OIG Issues Final Compliance Program Guidance for Individual and Small Group Physician Practices

Health Law Alert


OIG Issues Final Compliance Program Guidance For Individual And Small Group Physician Practices

The Department of Health and Human Services Office of Inspector General ("OIG") has issued final compliance program guidance for individual and small group physician practices. The final physician guidance can be viewed at the OIG's web site, WWW.HHS.GOV/OIG/NEW.HTML, or through our firm's web site at WWW.SSKRPLAW.COM under our Health Care Issues\Health Law link.

The final guidance emphasizes a step by step approach. It provides greater flexibility than the draft guidance and guidance previously issued by the OIG for other health care industry providers. The final guidance is not in and of itself a compliance program. It lists seven components which can form the basis of a compliance program for a physician practice. These components are (1) auditing and monitoring; (2) written standards and procedures; (3) designating a compliance officer/contact ; (4) training and education; (5) responding to detected violations; (6) open lines of communication, and (7) enforcing disciplinary standards. In order to assist physician practices in assessing risk vulnerabilities, the final guidance also lists four major compliance risk areas: (1) coding and billing; (2) reasonable and necessary services; (3) documentation, and (4) improper inducements, kickbacks and self-referrals. Larger practices are advised to use both the physician guidance and previously issued guidance such as Third-Party Medical Billing Company Compliance Program Guidance. The OIG does not indicate what number of physicians constitutes a large practice.

As we anticipated, the draft guidance is premised on the seven elements set forth in the Federal Sentencing Guidelines and include: (1) establishing compliance standards through the development of a code of conduct and written policies and procedures; (2) assigning compliance monitoring efforts to a designated compliance officer or contact; (3) developing training and education programs; (4) conducting internal monitoring and auditing focusing on high risk billing and coding issues through performance of periodic audits; (5) developing accessible lines of communication to keep practice employees updated regarding compliance activities; (6) establishing disciplinary standards that ensure employees are aware that compliance is treated seriously and violations will be dealt with consistently and uniformly; and (7) responding appropriately to detected violations including prompt corrective action.

To use the OIG's analogy, just as immunizations given to patients prevent them from becoming ill, the implementation of a compliance program is an important way for practices to prevent erroneous, improper or fraudulent conduct and avoid the serious ramifications of such conduct. All our physician practice clients should take steps to develop a compliance program that fits their circumstances and incorporates, to the extent appropriate, the guidance provided by the OIG. This is especially so in light of the final guidance's flexibility. We have already developed compliance programs for many of our physician practice clients.
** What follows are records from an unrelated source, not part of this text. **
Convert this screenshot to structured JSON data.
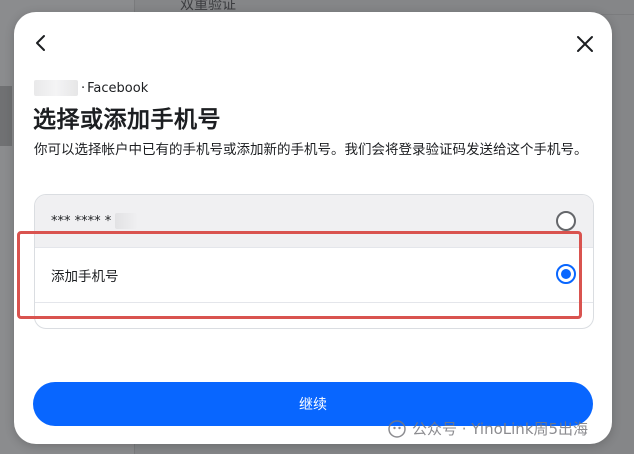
{
  "backdrop": {
    "partial_text": "双重验证"
  },
  "dialog": {
    "account": {
      "separator": "·",
      "app_name": "Facebook"
    },
    "title": "选择或添加手机号",
    "description": "你可以选择帐户中已有的手机号或添加新的手机号。我们会将登录验证码发送给这个手机号。",
    "options": [
      {
        "label": "*** **** *",
        "selected": false
      },
      {
        "label": "添加手机号",
        "selected": true
      }
    ],
    "continue_label": "继续",
    "icons": {
      "back": "chevron-left-icon",
      "close": "close-icon"
    },
    "colors": {
      "accent": "#0866ff",
      "highlight": "#d9534f"
    }
  },
  "watermark": {
    "text": "公众号 · YinoLink周5出海"
  }
}
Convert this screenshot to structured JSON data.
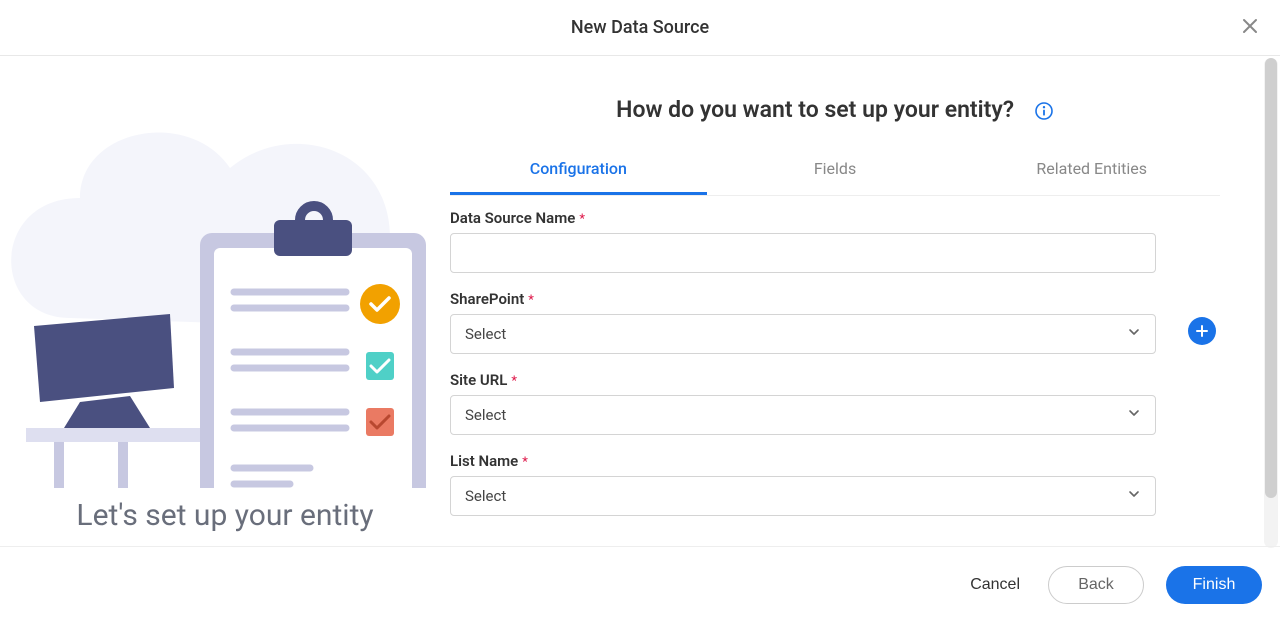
{
  "header": {
    "title": "New Data Source"
  },
  "left": {
    "caption": "Let's set up your entity"
  },
  "right": {
    "heading": "How do you want to set up your entity?"
  },
  "tabs": {
    "configuration": "Configuration",
    "fields": "Fields",
    "related_entities": "Related Entities"
  },
  "form": {
    "data_source_name": {
      "label": "Data Source Name",
      "value": ""
    },
    "sharepoint": {
      "label": "SharePoint",
      "placeholder": "Select"
    },
    "site_url": {
      "label": "Site URL",
      "placeholder": "Select"
    },
    "list_name": {
      "label": "List Name",
      "placeholder": "Select"
    }
  },
  "footer": {
    "cancel": "Cancel",
    "back": "Back",
    "finish": "Finish"
  },
  "colors": {
    "primary": "#1a73e8",
    "accent_orange": "#f2a100",
    "accent_teal": "#4fd0c7",
    "accent_red": "#ea7a63",
    "slate": "#4a5080",
    "lavender": "#c7c8e1"
  }
}
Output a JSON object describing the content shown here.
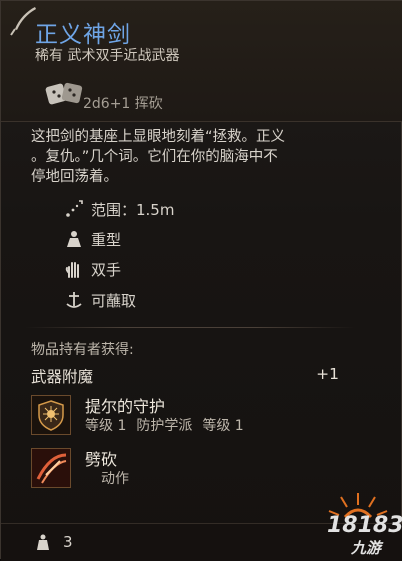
{
  "item": {
    "name": "正义神剑",
    "subtitle": "稀有 武术双手近战武器",
    "damage": "2d6+1 挥砍",
    "description": "这把剑的基座上显眼地刻着“拯救。正义。复仇。”几个词。它们在你的脑海中不停地回荡着。",
    "description_lines": [
      "这把剑的基座上显眼地刻着“拯救。正义",
      "。复仇。”几个词。它们在你的脑海中不",
      "停地回荡着。"
    ],
    "properties": [
      {
        "icon": "range-icon",
        "label": "范围：1.5m"
      },
      {
        "icon": "heavy-icon",
        "label": "重型"
      },
      {
        "icon": "two-handed-icon",
        "label": "双手"
      },
      {
        "icon": "dippable-icon",
        "label": "可蘸取"
      }
    ]
  },
  "wielder": {
    "label": "物品持有者获得:",
    "enchant_label": "武器附魔",
    "enchant_value": "+1",
    "abilities": [
      {
        "icon": "shield-sun-icon",
        "name": "提尔的守护",
        "level": "等级 1",
        "school": "防护学派",
        "level2": "等级 1"
      },
      {
        "icon": "cleave-icon",
        "name": "劈砍",
        "type": "动作"
      }
    ]
  },
  "footer": {
    "weight_icon": "weight-icon",
    "weight": "3"
  },
  "watermark": {
    "line1": "18183",
    "line2": "九游"
  },
  "colors": {
    "title": "#6fa5e6",
    "border": "#3b342e"
  }
}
Contact us so we can assist you in this very important matter.

Thomas J. Tamburelli
Health Care Department

Health Law Alert is provided by Sherman, Silverstein, Kohl, Rose & Podolsky, P.A. as a courtesy. It is not intended as legal advice.